◆ Task to carry out:
Search the records for the string "bars" and copy every line where it turns up.

◆ Dataset rows for apps and sites:
┌────────

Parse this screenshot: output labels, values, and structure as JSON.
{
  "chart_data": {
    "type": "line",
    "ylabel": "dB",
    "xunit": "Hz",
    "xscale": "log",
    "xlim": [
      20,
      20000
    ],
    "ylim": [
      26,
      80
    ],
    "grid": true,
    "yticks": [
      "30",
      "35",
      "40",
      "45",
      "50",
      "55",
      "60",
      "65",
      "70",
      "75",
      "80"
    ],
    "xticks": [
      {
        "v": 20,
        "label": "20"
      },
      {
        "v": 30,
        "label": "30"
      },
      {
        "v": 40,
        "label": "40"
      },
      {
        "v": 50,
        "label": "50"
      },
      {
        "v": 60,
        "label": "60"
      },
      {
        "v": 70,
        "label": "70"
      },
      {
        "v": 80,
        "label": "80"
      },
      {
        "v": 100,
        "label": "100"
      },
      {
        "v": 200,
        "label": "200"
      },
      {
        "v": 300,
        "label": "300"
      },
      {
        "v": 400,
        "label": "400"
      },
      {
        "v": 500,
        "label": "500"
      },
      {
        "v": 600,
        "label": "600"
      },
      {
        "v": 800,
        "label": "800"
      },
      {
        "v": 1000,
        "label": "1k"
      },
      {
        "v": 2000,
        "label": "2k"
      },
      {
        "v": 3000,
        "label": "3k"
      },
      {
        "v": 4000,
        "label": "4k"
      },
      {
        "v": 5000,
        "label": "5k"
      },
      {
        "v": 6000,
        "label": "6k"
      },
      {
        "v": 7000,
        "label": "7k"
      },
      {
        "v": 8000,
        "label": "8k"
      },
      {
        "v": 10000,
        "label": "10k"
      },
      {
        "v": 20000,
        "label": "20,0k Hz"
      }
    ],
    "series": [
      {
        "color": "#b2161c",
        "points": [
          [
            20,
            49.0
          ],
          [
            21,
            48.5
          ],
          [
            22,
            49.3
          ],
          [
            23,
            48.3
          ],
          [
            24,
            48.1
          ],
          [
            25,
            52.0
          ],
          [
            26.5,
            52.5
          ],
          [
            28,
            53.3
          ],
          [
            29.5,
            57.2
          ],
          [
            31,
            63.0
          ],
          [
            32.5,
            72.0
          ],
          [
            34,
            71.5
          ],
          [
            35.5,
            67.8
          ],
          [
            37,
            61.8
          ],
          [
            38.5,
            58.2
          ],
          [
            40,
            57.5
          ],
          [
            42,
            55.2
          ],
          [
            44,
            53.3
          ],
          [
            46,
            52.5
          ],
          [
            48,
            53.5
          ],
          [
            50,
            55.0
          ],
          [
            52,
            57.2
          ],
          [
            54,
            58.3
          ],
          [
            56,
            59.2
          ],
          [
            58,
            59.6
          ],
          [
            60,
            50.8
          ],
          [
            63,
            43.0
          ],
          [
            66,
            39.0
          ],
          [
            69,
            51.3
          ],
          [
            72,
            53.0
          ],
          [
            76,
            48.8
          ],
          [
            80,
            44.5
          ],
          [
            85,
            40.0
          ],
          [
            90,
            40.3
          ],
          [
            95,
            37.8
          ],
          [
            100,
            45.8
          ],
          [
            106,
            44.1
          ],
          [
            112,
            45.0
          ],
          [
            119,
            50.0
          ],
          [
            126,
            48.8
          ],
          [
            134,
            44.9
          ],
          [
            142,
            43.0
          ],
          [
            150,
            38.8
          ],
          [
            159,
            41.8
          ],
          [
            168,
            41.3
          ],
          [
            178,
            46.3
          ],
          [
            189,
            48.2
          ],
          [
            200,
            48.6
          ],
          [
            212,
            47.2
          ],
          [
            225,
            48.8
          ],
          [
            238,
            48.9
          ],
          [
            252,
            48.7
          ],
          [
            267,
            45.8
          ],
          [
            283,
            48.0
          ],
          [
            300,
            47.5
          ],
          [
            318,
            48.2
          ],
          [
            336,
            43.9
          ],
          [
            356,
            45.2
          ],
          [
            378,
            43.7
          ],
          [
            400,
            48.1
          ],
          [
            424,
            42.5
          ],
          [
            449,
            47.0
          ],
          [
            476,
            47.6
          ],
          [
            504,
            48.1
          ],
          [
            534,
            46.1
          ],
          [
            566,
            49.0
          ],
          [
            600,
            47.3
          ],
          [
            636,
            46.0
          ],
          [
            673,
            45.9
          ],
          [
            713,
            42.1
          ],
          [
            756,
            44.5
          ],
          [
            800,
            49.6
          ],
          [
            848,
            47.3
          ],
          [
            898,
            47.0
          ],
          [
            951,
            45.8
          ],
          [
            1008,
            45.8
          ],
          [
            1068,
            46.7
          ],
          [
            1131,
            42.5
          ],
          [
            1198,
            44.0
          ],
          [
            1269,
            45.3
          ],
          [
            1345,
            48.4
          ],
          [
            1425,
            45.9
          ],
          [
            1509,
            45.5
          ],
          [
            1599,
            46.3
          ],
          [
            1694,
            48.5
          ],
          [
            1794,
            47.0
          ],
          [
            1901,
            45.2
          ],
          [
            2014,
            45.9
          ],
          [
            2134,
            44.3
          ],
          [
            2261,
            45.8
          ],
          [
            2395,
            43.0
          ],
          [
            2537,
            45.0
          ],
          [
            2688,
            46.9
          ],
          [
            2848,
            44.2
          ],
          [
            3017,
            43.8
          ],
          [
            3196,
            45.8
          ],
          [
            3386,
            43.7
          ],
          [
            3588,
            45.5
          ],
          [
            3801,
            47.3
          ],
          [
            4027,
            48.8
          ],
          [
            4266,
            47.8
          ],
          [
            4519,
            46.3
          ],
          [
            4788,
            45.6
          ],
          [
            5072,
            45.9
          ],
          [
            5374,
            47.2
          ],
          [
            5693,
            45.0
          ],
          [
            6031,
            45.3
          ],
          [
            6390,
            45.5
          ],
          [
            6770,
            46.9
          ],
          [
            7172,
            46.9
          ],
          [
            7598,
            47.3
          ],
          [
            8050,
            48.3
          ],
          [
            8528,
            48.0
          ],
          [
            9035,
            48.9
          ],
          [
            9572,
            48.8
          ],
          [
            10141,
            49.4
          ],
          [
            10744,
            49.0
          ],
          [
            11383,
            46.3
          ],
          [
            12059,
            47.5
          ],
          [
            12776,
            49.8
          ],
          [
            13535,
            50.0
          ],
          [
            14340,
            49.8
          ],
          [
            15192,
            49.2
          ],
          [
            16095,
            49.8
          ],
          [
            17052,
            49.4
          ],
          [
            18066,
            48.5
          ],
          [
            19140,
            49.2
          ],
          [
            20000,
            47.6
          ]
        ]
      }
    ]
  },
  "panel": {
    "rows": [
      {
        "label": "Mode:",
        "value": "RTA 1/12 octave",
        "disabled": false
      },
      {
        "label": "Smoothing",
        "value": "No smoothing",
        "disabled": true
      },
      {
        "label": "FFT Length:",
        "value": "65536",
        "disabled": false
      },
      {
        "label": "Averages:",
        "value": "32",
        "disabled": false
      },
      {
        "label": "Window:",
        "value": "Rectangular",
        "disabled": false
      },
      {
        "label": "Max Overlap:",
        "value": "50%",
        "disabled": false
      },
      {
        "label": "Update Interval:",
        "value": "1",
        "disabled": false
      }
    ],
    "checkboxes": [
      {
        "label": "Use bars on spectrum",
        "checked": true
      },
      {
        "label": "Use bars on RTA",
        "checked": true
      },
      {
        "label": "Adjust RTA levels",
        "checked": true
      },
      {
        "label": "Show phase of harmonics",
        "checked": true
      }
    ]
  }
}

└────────

◆ Answer to this task:
        "label": "Use bars on spectrum",
        "label": "Use bars on RTA",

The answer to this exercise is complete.